My workshop was sold out with a waiting list and I eagerly anticipated meeting the participants. Almost universally attendees were either:
- Mac users and/or
- Looking for work and wanting some new skills
I expected there to be some ArcGIS power users from established conservation organizations who were just curious about QGIS, but there wasn't anyone who fit that description.
Overall QGIS was very well received. During the morning session I introduced FOSS and QGIS, showed how to add and style data and create a map. At lunch one attendee said,
"I have about 10 pet peeves with ArcMap, and you just answered 7 of them with QGIS!"
During the afternoon session I covered plugins, geoprocessing, the Graphical Modeler and how to get help/resources. If you missed it, all the workshop materials can be downloaded here.
One of the most interesting aspects of SCGIS is their International Scholar program. In attendance were a couple dozen scholars from around the world. I met people from Barbados, Zimbabwe, Madagascar, Brasil, Columbia, The Gambia, Bangladesh, New Zealand, Pakistan, and Zambia. It was really fun connecting with people from such different places working on conservation.
Then there was the location. We were at the Asilomar Conference Grounds on the Monterey Peninsula. The waves on the beach could be heard from our room and each night I went out to the beach to enjoy the sunset.
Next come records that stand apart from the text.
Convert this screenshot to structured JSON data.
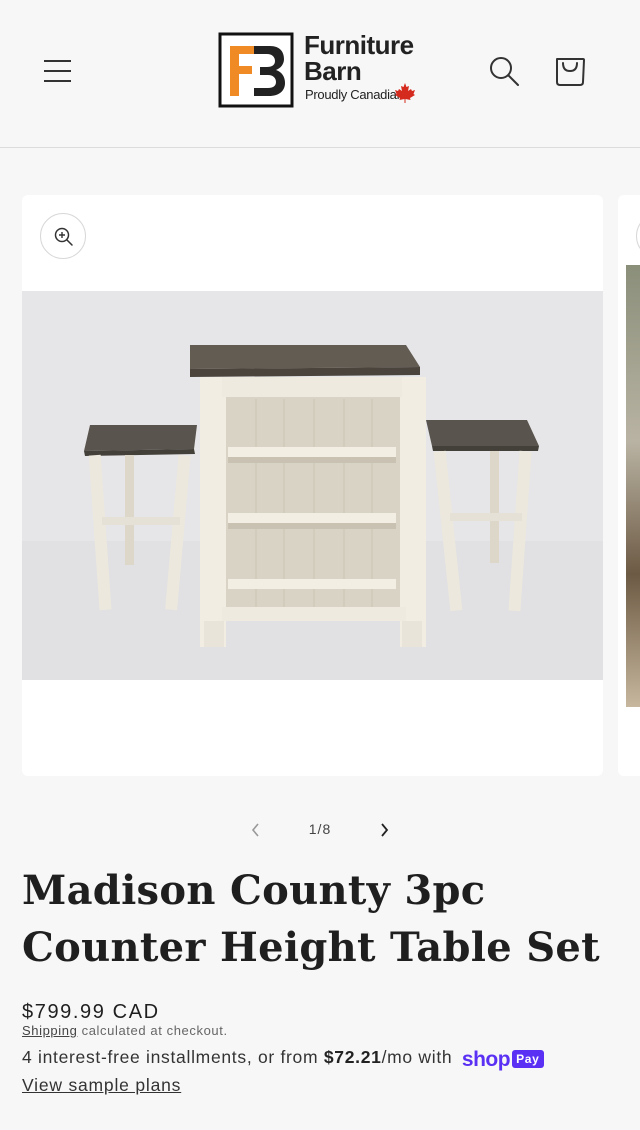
{
  "header": {
    "menu_icon": "hamburger-menu-icon",
    "logo": {
      "name_line1": "Furniture",
      "name_line2": "Barn",
      "tagline": "Proudly Canadian",
      "monogram": "FB"
    },
    "search_icon": "search-icon",
    "cart_icon": "cart-icon"
  },
  "gallery": {
    "zoom_icon": "zoom-in-icon",
    "image_alt": "Madison County 3pc Counter Height Table Set",
    "pager": {
      "prev_icon": "chevron-left-icon",
      "next_icon": "chevron-right-icon",
      "count": "1/8"
    }
  },
  "product": {
    "title": "Madison County 3pc Counter Height Table Set",
    "price": "$799.99 CAD",
    "shipping_link": "Shipping",
    "shipping_note": " calculated at checkout.",
    "installments_prefix": "4 interest-free installments, or from ",
    "installments_amount": "$72.21",
    "installments_suffix": "/mo with ",
    "shoppay_word": "shop",
    "shoppay_badge": "Pay",
    "view_plans": "View sample plans"
  },
  "colors": {
    "accent": "#5a31f4",
    "logo_orange": "#f08a24",
    "background": "#f7f7f7"
  }
}
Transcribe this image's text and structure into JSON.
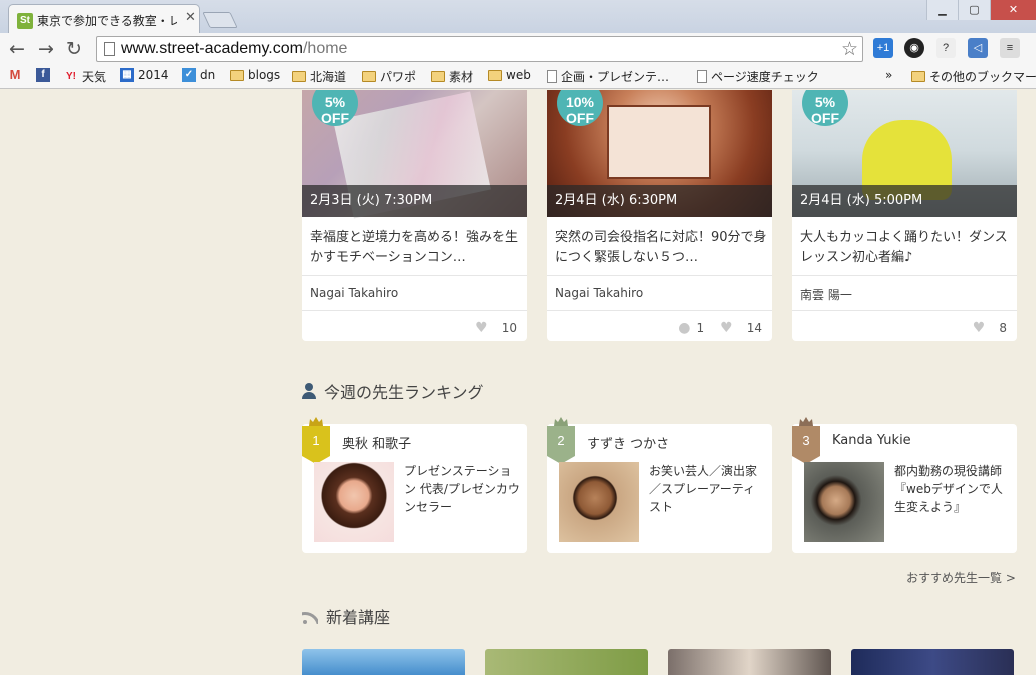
{
  "browser": {
    "tab_title": "東京で参加できる教室・レ",
    "favicon_text": "St",
    "url_host": "www.street-academy.com",
    "url_path": "/home",
    "bookmarks": [
      {
        "label": "M",
        "kind": "gmail-icon"
      },
      {
        "label": "f",
        "kind": "facebook-icon"
      },
      {
        "label": "天気",
        "kind": "yahoo-icon"
      },
      {
        "label": "2014",
        "kind": "calendar-icon"
      },
      {
        "label": "dn",
        "kind": "app-icon"
      },
      {
        "label": "blogs",
        "kind": "folder-icon"
      },
      {
        "label": "北海道",
        "kind": "folder-icon"
      },
      {
        "label": "パワポ",
        "kind": "folder-icon"
      },
      {
        "label": "素材",
        "kind": "folder-icon"
      },
      {
        "label": "web",
        "kind": "folder-icon"
      },
      {
        "label": "企画・プレゼンテ…",
        "kind": "page-icon"
      },
      {
        "label": "ページ速度チェック",
        "kind": "page-icon"
      }
    ],
    "bookmarks_overflow": "»",
    "other_bookmarks": "その他のブックマーク"
  },
  "classes": [
    {
      "discount": "5%\nOFF",
      "date": "2月3日 (火) 7:30PM",
      "title": "幸福度と逆境力を高める！強みを生かすモチベーションコン…",
      "teacher": "Nagai Takahiro",
      "comments": "",
      "likes": "10"
    },
    {
      "discount": "10%\nOFF",
      "date": "2月4日 (水) 6:30PM",
      "title": "突然の司会役指名に対応！90分で身につく緊張しない５つ…",
      "teacher": "Nagai Takahiro",
      "comments": "1",
      "likes": "14"
    },
    {
      "discount": "5%\nOFF",
      "date": "2月4日 (水) 5:00PM",
      "title": "大人もカッコよく踊りたい！ダンスレッスン初心者編♪",
      "teacher": "南雲 陽一",
      "comments": "",
      "likes": "8"
    }
  ],
  "ranking": {
    "heading": "今週の先生ランキング",
    "items": [
      {
        "rank": "1",
        "name": "奥秋 和歌子",
        "desc": "プレゼンステーション 代表/プレゼンカウンセラー",
        "color": "#d9c21c"
      },
      {
        "rank": "2",
        "name": "すずき つかさ",
        "desc": "お笑い芸人／演出家／スプレーアーティスト",
        "color": "#9bb28a"
      },
      {
        "rank": "3",
        "name": "Kanda Yukie",
        "desc": "都内勤務の現役講師『webデザインで人生変えよう』",
        "color": "#b08a67"
      }
    ],
    "more_link": "おすすめ先生一覧 >"
  },
  "new_courses": {
    "heading": "新着講座"
  }
}
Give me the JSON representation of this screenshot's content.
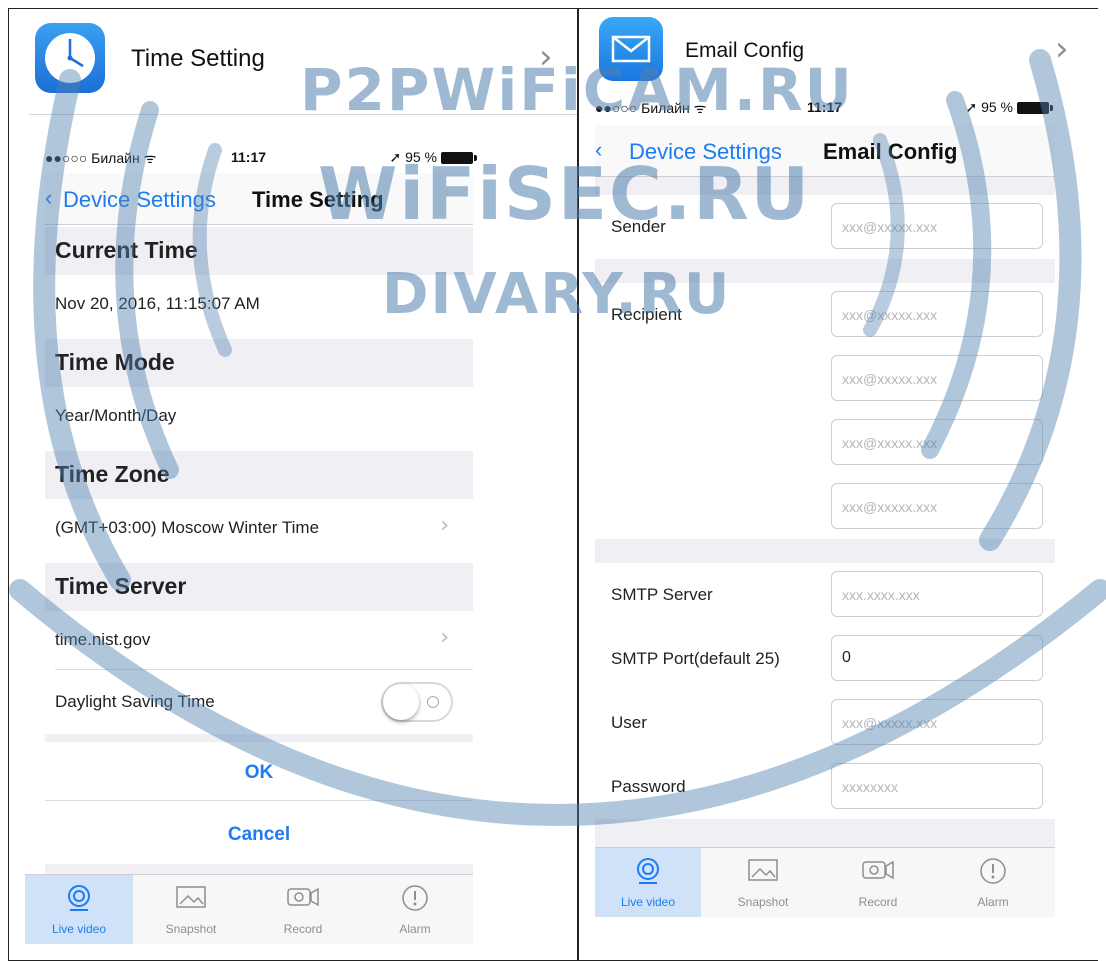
{
  "left": {
    "list_row": {
      "label": "Time Setting",
      "icon": "clock-icon"
    },
    "statusbar": {
      "carrier": "●●○○○ Билайн ᯤ",
      "time": "11:17",
      "battery": "➚ 95 %"
    },
    "navbar": {
      "back_label": "Device Settings",
      "title": "Time Setting"
    },
    "sections": {
      "current_time": {
        "header": "Current Time",
        "value": "Nov 20, 2016, 11:15:07 AM"
      },
      "time_mode": {
        "header": "Time Mode",
        "value": "Year/Month/Day"
      },
      "time_zone": {
        "header": "Time Zone",
        "value": "(GMT+03:00) Moscow Winter Time"
      },
      "time_server": {
        "header": "Time Server",
        "value": "time.nist.gov"
      },
      "dst": {
        "label": "Daylight Saving Time",
        "enabled": false
      }
    },
    "buttons": {
      "ok": "OK",
      "cancel": "Cancel"
    },
    "tabs": [
      {
        "label": "Live video",
        "icon": "live-video-icon",
        "active": true
      },
      {
        "label": "Snapshot",
        "icon": "snapshot-icon",
        "active": false
      },
      {
        "label": "Record",
        "icon": "record-icon",
        "active": false
      },
      {
        "label": "Alarm",
        "icon": "alarm-icon",
        "active": false
      }
    ]
  },
  "right": {
    "list_row": {
      "label": "Email Config",
      "icon": "envelope-icon"
    },
    "statusbar": {
      "carrier": "●●○○○ Билайн ᯤ",
      "time": "11:17",
      "battery": "➚ 95 %"
    },
    "navbar": {
      "back_label": "Device Settings",
      "title": "Email Config"
    },
    "fields": {
      "sender": {
        "label": "Sender",
        "placeholder": "xxx@xxxxx.xxx"
      },
      "recipient": {
        "label": "Recipient",
        "placeholders": [
          "xxx@xxxxx.xxx",
          "xxx@xxxxx.xxx",
          "xxx@xxxxx.xxx",
          "xxx@xxxxx.xxx"
        ]
      },
      "smtp_server": {
        "label": "SMTP Server",
        "placeholder": "xxx.xxxx.xxx"
      },
      "smtp_port": {
        "label": "SMTP Port(default 25)",
        "value": "0"
      },
      "user": {
        "label": "User",
        "placeholder": "xxx@xxxxx.xxx"
      },
      "password": {
        "label": "Password",
        "placeholder": "xxxxxxxx"
      }
    },
    "tabs": [
      {
        "label": "Live video",
        "icon": "live-video-icon",
        "active": true
      },
      {
        "label": "Snapshot",
        "icon": "snapshot-icon",
        "active": false
      },
      {
        "label": "Record",
        "icon": "record-icon",
        "active": false
      },
      {
        "label": "Alarm",
        "icon": "alarm-icon",
        "active": false
      }
    ]
  },
  "watermark": {
    "line1": "P2PWiFiCAM.RU",
    "line2": "WiFiSEC.RU",
    "line3": "DIVARY.RU"
  },
  "colors": {
    "accent": "#1e7cf0",
    "section_bg": "#efeff4",
    "active_tab_bg": "#cfe2f7",
    "watermark": "#5080af"
  }
}
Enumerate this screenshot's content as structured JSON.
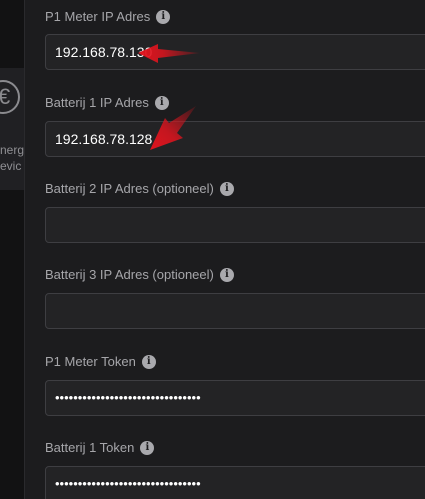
{
  "background": {
    "card_text_line1": "nerg",
    "card_text_line2": "evic",
    "euro_icon": "€"
  },
  "form": {
    "fields": [
      {
        "label": "P1 Meter IP Adres",
        "value": "192.168.78.130",
        "type": "text"
      },
      {
        "label": "Batterij 1 IP Adres",
        "value": "192.168.78.128",
        "type": "text"
      },
      {
        "label": "Batterij 2 IP Adres (optioneel)",
        "value": "",
        "type": "text"
      },
      {
        "label": "Batterij 3 IP Adres (optioneel)",
        "value": "",
        "type": "text"
      },
      {
        "label": "P1 Meter Token",
        "value": "••••••••••••••••••••••••••••••••",
        "type": "password"
      },
      {
        "label": "Batterij 1 Token",
        "value": "••••••••••••••••••••••••••••••••",
        "type": "password"
      }
    ],
    "info_icon": "i"
  },
  "colors": {
    "arrow": "#e0141e",
    "panel_bg": "#1c1c1e",
    "input_border": "#3e3e42"
  }
}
I also had time to visit the Monterey Bay Aquarium and go on a whale watching tour!
One thing I realized is that many don't seem to look far beyond the Esri ecosystem for geo-tools. I've been an Esri user for 20 years, I get it. There are some great products in the stack. However, I hope more SCGIS'ers eventually venture to a FOSS4G conference. I think it would be immensely helpful to their work. The set of FOSS tools discussed there is so broad and interesting. Afterall GIS is just a tool, why not have a bigger set of tools to work with? Certainly having two QGIS workshops at SCGIS is a step in the right direction.
I had some discussions with another SCGIS attendee about doing a workshop next year on how to work with LandFire products with QGIS. I'll keep you posted on that. Next up is the 3rd QGIS User Meeting/Hackfest/Developer Meeting in Nødebo Denmark where I'll be teaching a full day workshop on Data Visualization and Cartography in QGIS!